By Daarel Burnette II
This article was originally published in Dc Theater Arts on May 22, 2023, here.
In the spring of 2019, a protest broke out in a rapidly gentrifying neighborhood of Washington, DC, after a T-Mobile store owner was told by the police to turn down or off the clanging Go-Go music he’d blasted from outdoor speakers for decades.
Anger had been swelling for years over who in the neighborhood would have access to shrinking resources, who the police would police, and who the neighborhood really belonged to.
That scene has now been deftly brought to the stage by Studio Theatre in Good Bones,written by James Ijames and directed by Psalmayene 24.
The play forces its audience of mostly white DC residents to think critically about their own role in Black displacement and the sharing of space through the use of unsuspecting characters, the Black gentrifier.
Its acting is gripping, and the set is dynamic, though the plot is at times wanting.
Good Bones was commissioned in 2019 by Studio. Ijames, who recently won the Pulitzer Prize for Fat Ham, wrote the play based on his time in the neighborhoods around Studio Theatre and growing up in Philadelphia, according to Studio’s artistic director David Muse.
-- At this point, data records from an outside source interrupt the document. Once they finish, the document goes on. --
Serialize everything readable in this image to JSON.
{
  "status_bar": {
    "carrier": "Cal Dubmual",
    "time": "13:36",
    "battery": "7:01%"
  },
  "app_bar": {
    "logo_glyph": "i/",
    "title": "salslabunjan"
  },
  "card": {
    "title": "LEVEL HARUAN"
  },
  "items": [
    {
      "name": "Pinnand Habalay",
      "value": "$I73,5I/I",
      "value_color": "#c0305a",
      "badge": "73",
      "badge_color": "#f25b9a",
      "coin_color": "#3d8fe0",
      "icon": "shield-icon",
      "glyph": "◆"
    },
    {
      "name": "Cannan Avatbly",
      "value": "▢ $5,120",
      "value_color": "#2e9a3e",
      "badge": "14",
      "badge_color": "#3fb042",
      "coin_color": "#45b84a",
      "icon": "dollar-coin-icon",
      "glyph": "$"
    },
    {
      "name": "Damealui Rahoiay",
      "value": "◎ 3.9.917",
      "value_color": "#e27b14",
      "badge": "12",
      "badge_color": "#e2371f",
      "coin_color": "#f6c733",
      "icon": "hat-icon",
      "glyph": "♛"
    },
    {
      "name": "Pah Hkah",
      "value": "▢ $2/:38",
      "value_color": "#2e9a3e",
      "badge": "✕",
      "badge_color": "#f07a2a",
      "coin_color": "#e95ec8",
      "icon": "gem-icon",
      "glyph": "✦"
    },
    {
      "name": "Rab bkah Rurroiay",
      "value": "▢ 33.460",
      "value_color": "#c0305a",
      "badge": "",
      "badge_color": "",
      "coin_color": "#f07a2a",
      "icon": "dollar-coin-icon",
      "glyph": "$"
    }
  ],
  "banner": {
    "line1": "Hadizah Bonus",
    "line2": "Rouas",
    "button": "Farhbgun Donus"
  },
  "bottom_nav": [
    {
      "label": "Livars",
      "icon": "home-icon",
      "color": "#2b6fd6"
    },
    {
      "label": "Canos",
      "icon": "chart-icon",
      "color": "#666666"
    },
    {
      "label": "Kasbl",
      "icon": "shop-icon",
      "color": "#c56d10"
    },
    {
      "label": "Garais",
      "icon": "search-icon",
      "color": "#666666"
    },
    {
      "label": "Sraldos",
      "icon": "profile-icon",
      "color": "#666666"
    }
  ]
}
It adds to a growing genre of art that explores the Black gentrifier, who’s conflicted about their obligation to give back, their own understanding of “authentically Black,” and their newfound ability to afford.
Middle-class Black people are significantly more likely to live in low-income neighborhoods, according to a 2015 Stanford University study. This act is often spurred on by their attempts to escape anti-Black racism in white suburbs, deep kinship with family and friends in low-income neighborhoods, and bias embedded in the real estate industry. But it prevents Black children from accessing better schools and exacerbates the wealth gap, since homes in Black neighborhoods don’t accrue value the way they do in white neighborhoods.
In Good Bones, Aisha, played by Cara Ricketts, and her husband Travis, played by Joel Ashur, move into a fictionalized city undergoing a rapid demographic shift. Earl, a local contractor played by Johnny Ramey, questions the way Aisha talks, what she does and doesn’t know about the local neighborhood, and her attempt to revitalize the once-abandoned home, which is haunted.
Ashur and Ricketts bring to the stage the sort of authentic chemistry that makes their newfound love believable. Their dance breaks, which co-stars lighting produced by William D’Eugenio, is both well coordinated and entertaining.
There were moments when I thought the plot could move beyond the sometimes-predictable frictions communities across the world experience when class and race clash. We’re only given glimpses at some characters’ backstories. Some of the monologues are redundant and plodding.
Nevertheless, sometimes it’s necessary to say over and over again to an audience that their actions have consequences. That makes Good Bones worth it.